Guidance for Information Governance Guardians
Every business relies on information assets to assist with daily functions. Today’s increased cybersecurity risks call for organizations to monitor their data closely in an effort to classify and protect it. While this is a difficult task to undertake, companies can to utilize an Information Asset Register, an effective and reliable tool to secure their data.
First, a definition: An Information Asset Register (IAR) is a catalogue of the information an organization holds and processes, where it is stored, how it moves and who has access. With increasing and evolving cyber risk, every organization, irrespective of size, needs to know where their data is so that they can classify and protect the data based on how critical it is to their business.
Every organization’s business activities rely on different kinds of information assets, such as software, applications, websites, databases, datasets, analytics in the data warehouse, storage, downloads or extracts from your core systems (e.g., finance, human resources, sales, data warehouse), shared drive content, spreadsheets, emails, paper records, etc.).
Developing an IAR does not require an overhaul of your current cyber risk program; quite the contrary. The most effective method for adopting an IAR is utilizing a risk-based approach. By utilizing a risk-based approach, you can ensure that the appropriate technical and operational measures are implemented to protect your most important information and assets from evolving threats and vulnerabilities. An IAR may sound duplicative to other data management efforts, but our recent experience shows that it is the first step toward providing information assurance. During our work the previous three years with companies located across the U.K., Canada and the U.S., we have worked closely to identify what constitutes a critical asset, and how to protect it. During this work, we have drawn a simple but substantive conclusion: An organization’s most critical asset is its information. Thus, a breach in the integrity, confidentiality or availability of the asset will have significant impact on their operations and reputation.
The IAR becomes more than a roadmap for security measures. The IAR creates a singular, consistent catalogue of the information assets that are protected and meet legal and statutory obligations but, equally important, provides assurance that in case a cyber event occurs, critical business functions will have the information needed to recover operations.
A Regulatory Point Of View
The General Data Protection Regulation (GDPR) is the new data protection ruling U.K. and European Union (EU) companies are required to adopt, regardless of the status of the membership of the U.K., following the Brexit referendum. While there are many similarities with the Data Protection Act, a significant change stipulates that the fines can be imposed when a data controller has demonstrated a lack of compliance, as opposed to evidence of an actual data breach. Record management and retention are under particular scrutiny.
A Technology Point Of View
With the adoption of next-generation technologies such as cloud and other infrastructure optimizations, organizations are implementing configuration management databases (CMDB) to track their physical assets, including products, systems, software and facilities.

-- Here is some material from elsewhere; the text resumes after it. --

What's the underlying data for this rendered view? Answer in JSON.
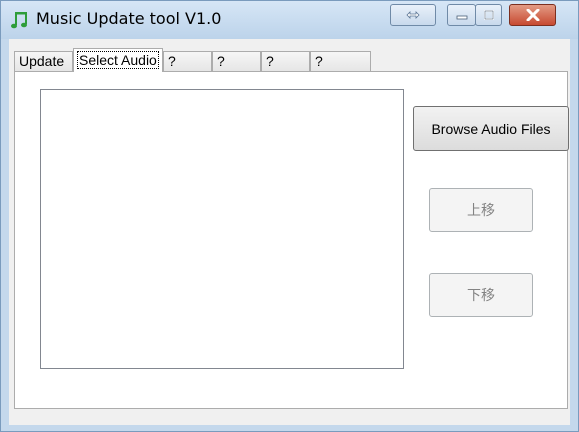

The CMDB is a repository that holds data relating to a collection of information technology (IT) assets and a description of the relationships between such assets. A CMDB helps an organization understand the relationships between the components of a system as well as track their configurations. The CMDB can be used for many things, including providing assurance that in the case of a cyber event, critical business functions will have the information technology needed to recover operations.
Cataloguing Your Information: The Process
To develop an operational IAR, information assets need to be securely found. Discovering where the assets are may not seem complicated initially, but many organizations have lost the ability to track the assets. In working with organizations, I have found that a three-step plan is simple and effective. The first step is to define the scope of the IAR, what level of information granularity is required, the initial data-gathering instrument and how to manage and protect the IAR. The second step is to gather the data to be placed in the IAR. In many organizations, a simple spreadsheet can be used as the initial IAR gathering tool. The gathering tool will be disseminated to your organizations’ information asset owners and/or data custodians. Once the information has been gathered, the responses will be analysed; risk assessments should be conducted for particular information assets that have potentially higher risks as indicated in the information security or data classification policy. The third and final step is to implement the IAR, hopefully with a commercially available tool, and map the IAR data with a CMDB and the GDPR inventory efforts if both exists.
What Type Of Data: The Scope
It is useful to keep a full asset register that includes all assets, not only ones where the confidentiality classification is high risk or the integrity and availability of the data is critical. We found that not limiting the IAR has the added value of being able to use it to review security measures such as access controls or to validate both the business continuity and disaster recovery requirements. In addition, information was identified that should have been securely destroyed but instead had the incorrect retention classification and misclassified highly restricted sensitive personal data. The IAR also assisted in thinking about resilience and business continuity, prompting us to think about the unstructured data on shared drives that if lost, would be disruptive to a critical business process.
The Value of the IAR
The IAR will provide an institutionwide view of information assets and will provide the insight to improve the management and security of the information with a reasonable and proportionate approach to mitigate risks and minimize the effect of both cyber and business disruptions.